DUBLIN (Reuters) - Acting Irish Prime Minister Enda Kenny is to seek re-election in parliament on Friday in a vote his party hopes will bring an end to 10 weeks of political deadlock.
It is the fourth vote, but the first with a realistic chance of success after he secured the agreement last week of Ireland's second-largest party, Fianna Fail, to abstain in key votes to let a minority government run until 2018.
Fine Gael still needs the support of six more independent members of parliament for Kenny's re-election and were in talks to secure the votes. One independent deputy, John Halligan, told journalists he hoped a deal would be reached later on Thursday.
The draft program for government under negotiation, a copy of which was published on the Irish Times newspaper's website, stipulated that the state would not sell more than 25 percent of its holdings in any Irish bank before the end of 2018.
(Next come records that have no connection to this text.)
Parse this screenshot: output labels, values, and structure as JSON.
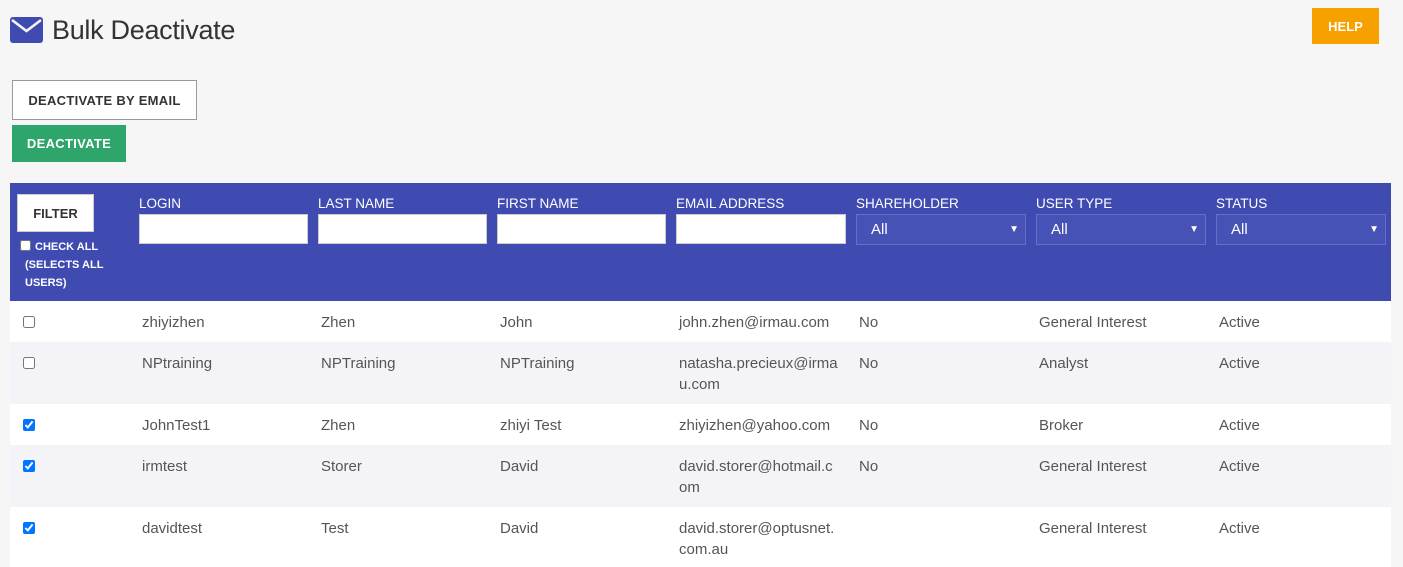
{
  "page": {
    "title": "Bulk Deactivate",
    "title_icon": "envelope-icon",
    "help_label": "HELP"
  },
  "actions": {
    "deactivate_by_email": "DEACTIVATE BY EMAIL",
    "deactivate": "DEACTIVATE"
  },
  "filters": {
    "filter_label": "FILTER",
    "check_all_line1": "CHECK ALL",
    "check_all_line2": "(SELECTS ALL",
    "check_all_line3": "USERS)",
    "login": {
      "label": "LOGIN",
      "value": ""
    },
    "last_name": {
      "label": "LAST NAME",
      "value": ""
    },
    "first_name": {
      "label": "FIRST NAME",
      "value": ""
    },
    "email": {
      "label": "EMAIL ADDRESS",
      "value": ""
    },
    "shareholder": {
      "label": "SHAREHOLDER",
      "value": "All"
    },
    "user_type": {
      "label": "USER TYPE",
      "value": "All"
    },
    "status": {
      "label": "STATUS",
      "value": "All"
    }
  },
  "rows": [
    {
      "checked": false,
      "login": "zhiyizhen",
      "last_name": "Zhen",
      "first_name": "John",
      "email_l1": "john.zhen@irmau.com",
      "email_l2": "",
      "shareholder": "No",
      "user_type": "General Interest",
      "status": "Active"
    },
    {
      "checked": false,
      "login": "NPtraining",
      "last_name": "NPTraining",
      "first_name": "NPTraining",
      "email_l1": "natasha.precieux@irma",
      "email_l2": "u.com",
      "shareholder": "No",
      "user_type": "Analyst",
      "status": "Active"
    },
    {
      "checked": true,
      "login": "JohnTest1",
      "last_name": "Zhen",
      "first_name": "zhiyi Test",
      "email_l1": "zhiyizhen@yahoo.com",
      "email_l2": "",
      "shareholder": "No",
      "user_type": "Broker",
      "status": "Active"
    },
    {
      "checked": true,
      "login": "irmtest",
      "last_name": "Storer",
      "first_name": "David",
      "email_l1": "david.storer@hotmail.c",
      "email_l2": "om",
      "shareholder": "No",
      "user_type": "General Interest",
      "status": "Active"
    },
    {
      "checked": true,
      "login": "davidtest",
      "last_name": "Test",
      "first_name": "David",
      "email_l1": "david.storer@optusnet.",
      "email_l2": "com.au",
      "shareholder": "",
      "user_type": "General Interest",
      "status": "Active"
    }
  ]
}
The move would not affect the potential sale of a 25 percent stake in Allied Irish Banks this year but represents a shift from February when Finance Minister Michael Noonan said he hoped to sell a second 25 percent stake in the lender, which is 99 percent owned by the state, between the end of 2016 and 2020.
It would halt until 2019 any further private investment in the smaller mortgage lender, permanent tsb, after the government sold a quarter of the bank last year. The state retains a 14 percent stake in Bank of Ireland.
Ireland's Central Bank will also be asked to procure an independent assessment of lenders' arrears and negative equity loan books.
While the proposed new government stopped short of bowing to pressure to ask the central bank to intervene in the mortgage market, it will further pressurize banks to cut rates.
"It is not ethically acceptable for Irish banks to charge excessive rates on standard variable rate customers," the document states. "We will take all necessary action to tackle high variable interest rates."
The program also commits to a new tax on sugar-sweetened drinks and to invest the projected 2 billion-euro profit from the state-owned "bad bank" selling off lenders' soured loans into infrastructure projects.
Kenny will name the country's new Cabinet on Friday if he is re-elected, a government source said. A separate, senior government source said on Sunday that Noonan was likely to be reappointed to his position.
Additional reporting by Conor Humphries; Editing by Louise Ireland and Matthew Lewis